=== DATASET EXCERPTS ===
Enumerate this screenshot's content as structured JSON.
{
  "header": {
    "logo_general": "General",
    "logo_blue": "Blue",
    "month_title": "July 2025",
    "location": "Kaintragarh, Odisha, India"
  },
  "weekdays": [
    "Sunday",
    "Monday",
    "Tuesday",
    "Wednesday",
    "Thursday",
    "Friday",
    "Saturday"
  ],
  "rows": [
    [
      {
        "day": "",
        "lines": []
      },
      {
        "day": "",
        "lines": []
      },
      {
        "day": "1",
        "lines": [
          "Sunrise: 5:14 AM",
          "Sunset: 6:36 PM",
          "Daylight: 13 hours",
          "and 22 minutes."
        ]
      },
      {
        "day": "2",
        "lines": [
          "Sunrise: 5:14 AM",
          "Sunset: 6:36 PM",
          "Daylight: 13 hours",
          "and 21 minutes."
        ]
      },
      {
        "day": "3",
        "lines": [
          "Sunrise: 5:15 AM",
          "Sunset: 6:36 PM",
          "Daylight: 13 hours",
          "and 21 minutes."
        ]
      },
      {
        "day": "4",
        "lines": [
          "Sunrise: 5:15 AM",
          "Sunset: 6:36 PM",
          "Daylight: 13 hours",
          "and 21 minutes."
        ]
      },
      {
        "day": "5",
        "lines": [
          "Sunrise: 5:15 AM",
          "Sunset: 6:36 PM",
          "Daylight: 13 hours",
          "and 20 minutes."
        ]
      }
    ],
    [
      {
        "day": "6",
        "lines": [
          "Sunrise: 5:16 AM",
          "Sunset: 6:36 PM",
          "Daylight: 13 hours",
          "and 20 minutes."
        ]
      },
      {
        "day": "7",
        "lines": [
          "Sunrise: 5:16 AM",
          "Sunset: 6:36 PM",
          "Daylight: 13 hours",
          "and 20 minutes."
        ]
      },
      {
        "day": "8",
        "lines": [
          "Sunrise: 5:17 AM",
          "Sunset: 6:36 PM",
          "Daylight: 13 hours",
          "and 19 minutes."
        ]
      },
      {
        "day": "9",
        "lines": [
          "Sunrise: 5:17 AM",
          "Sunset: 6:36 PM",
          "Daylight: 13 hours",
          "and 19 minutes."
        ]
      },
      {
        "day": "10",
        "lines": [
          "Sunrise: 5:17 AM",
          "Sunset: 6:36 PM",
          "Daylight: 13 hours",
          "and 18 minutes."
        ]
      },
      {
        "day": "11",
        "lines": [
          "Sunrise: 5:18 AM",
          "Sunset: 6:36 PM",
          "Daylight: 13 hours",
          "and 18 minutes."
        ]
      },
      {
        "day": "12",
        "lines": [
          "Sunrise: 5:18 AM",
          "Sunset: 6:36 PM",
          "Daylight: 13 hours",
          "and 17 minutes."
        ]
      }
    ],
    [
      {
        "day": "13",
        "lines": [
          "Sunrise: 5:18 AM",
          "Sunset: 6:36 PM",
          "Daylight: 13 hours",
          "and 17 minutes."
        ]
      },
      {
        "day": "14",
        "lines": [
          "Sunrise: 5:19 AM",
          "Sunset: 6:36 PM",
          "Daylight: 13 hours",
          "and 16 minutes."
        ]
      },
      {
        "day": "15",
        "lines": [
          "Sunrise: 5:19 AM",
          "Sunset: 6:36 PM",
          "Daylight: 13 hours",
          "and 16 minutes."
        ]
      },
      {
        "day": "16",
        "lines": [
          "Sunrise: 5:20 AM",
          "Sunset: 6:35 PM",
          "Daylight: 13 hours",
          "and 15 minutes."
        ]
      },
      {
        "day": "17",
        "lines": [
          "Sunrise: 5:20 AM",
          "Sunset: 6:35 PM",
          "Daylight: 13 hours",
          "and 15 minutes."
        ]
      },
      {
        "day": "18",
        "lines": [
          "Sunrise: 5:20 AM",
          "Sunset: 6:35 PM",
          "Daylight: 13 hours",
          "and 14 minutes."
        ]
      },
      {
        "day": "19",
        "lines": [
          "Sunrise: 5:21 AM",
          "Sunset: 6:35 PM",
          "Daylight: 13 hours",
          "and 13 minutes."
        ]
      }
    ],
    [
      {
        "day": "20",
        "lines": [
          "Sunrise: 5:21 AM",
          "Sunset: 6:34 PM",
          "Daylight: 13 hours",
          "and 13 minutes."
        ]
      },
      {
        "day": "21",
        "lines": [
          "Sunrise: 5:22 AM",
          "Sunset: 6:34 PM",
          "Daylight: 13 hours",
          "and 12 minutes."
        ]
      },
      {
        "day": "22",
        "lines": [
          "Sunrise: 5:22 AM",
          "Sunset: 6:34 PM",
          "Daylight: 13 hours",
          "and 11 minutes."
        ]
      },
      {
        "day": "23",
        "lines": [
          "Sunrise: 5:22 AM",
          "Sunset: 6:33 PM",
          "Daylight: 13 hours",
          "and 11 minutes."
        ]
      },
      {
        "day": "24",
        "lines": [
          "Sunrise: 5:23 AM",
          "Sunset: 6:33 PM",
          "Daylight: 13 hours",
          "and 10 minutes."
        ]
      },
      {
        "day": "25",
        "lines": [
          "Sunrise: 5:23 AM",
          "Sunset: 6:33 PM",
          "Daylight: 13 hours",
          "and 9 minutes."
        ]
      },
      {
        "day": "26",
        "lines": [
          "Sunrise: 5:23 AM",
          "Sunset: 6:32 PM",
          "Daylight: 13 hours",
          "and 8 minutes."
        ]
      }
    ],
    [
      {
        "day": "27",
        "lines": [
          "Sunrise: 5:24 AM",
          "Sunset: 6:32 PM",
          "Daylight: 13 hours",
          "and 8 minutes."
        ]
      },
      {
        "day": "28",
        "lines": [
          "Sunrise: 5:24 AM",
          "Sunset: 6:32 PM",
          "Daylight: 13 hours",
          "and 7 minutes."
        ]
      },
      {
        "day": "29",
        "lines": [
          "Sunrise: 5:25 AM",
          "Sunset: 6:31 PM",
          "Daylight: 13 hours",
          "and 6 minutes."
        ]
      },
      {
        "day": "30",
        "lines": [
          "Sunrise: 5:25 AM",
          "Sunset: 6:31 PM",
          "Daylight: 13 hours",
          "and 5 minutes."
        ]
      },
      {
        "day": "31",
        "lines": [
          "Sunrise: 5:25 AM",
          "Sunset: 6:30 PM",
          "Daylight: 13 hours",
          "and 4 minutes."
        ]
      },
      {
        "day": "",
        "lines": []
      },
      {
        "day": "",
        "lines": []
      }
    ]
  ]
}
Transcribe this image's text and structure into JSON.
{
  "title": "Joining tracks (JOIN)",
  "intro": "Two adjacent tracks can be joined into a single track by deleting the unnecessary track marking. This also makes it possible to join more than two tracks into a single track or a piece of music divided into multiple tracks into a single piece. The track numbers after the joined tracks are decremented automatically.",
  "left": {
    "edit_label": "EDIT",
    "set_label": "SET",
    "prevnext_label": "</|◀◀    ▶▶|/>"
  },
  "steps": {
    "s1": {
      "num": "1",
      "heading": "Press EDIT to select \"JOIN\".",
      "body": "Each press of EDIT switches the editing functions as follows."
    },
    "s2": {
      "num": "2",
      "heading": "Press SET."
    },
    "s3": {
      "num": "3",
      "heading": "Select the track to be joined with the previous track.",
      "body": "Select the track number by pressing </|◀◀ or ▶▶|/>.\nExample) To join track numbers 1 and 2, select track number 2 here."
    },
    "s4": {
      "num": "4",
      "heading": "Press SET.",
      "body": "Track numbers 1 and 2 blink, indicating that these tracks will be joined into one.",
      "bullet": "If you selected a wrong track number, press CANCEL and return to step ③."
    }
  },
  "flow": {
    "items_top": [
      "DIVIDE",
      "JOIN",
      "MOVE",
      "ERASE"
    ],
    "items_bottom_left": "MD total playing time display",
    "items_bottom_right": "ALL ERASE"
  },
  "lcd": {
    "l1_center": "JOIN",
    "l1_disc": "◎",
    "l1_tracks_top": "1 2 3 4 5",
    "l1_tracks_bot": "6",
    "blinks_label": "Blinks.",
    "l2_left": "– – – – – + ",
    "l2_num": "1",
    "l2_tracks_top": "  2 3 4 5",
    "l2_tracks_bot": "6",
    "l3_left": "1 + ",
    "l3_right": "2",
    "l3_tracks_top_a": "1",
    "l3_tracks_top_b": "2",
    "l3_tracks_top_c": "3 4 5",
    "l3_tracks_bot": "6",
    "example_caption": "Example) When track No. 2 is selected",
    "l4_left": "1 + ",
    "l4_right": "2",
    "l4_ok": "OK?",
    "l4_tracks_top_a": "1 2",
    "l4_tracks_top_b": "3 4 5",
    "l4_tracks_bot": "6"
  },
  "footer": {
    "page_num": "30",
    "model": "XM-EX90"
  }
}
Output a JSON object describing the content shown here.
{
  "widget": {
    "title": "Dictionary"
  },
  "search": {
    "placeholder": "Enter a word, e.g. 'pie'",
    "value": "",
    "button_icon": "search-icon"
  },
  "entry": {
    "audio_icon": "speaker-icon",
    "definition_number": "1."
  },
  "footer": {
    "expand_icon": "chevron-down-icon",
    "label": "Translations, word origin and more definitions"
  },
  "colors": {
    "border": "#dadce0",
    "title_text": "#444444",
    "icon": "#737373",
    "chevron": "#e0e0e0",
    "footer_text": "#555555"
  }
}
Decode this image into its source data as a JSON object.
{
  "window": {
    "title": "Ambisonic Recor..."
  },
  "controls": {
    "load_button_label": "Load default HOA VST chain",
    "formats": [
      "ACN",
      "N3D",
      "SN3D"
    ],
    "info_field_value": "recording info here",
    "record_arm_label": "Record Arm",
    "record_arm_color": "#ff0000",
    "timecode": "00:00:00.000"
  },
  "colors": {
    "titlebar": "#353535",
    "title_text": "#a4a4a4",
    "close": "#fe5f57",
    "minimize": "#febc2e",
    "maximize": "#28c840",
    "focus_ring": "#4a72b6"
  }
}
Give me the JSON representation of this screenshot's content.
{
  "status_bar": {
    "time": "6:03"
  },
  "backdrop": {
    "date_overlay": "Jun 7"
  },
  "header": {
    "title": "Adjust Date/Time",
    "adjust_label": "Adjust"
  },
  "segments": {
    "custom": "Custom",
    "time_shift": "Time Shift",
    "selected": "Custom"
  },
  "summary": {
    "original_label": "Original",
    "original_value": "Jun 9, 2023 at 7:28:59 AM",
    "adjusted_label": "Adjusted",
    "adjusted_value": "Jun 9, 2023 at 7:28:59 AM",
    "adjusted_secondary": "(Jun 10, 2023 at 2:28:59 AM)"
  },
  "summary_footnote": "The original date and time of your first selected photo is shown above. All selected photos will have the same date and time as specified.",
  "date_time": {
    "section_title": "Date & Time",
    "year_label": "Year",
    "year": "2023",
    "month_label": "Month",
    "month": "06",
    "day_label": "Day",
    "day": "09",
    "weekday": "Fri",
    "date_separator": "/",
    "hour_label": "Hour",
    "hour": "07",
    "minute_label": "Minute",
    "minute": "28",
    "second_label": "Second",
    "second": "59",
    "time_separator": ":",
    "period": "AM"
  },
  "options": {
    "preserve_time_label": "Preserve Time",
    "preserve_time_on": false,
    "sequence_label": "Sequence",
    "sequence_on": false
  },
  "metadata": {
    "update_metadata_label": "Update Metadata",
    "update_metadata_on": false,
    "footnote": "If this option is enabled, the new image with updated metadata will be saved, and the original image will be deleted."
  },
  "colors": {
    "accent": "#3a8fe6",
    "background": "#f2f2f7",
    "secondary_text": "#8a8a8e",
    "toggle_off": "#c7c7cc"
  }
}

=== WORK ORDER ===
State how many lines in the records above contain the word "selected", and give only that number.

=== EXPECTED ANSWER ===
4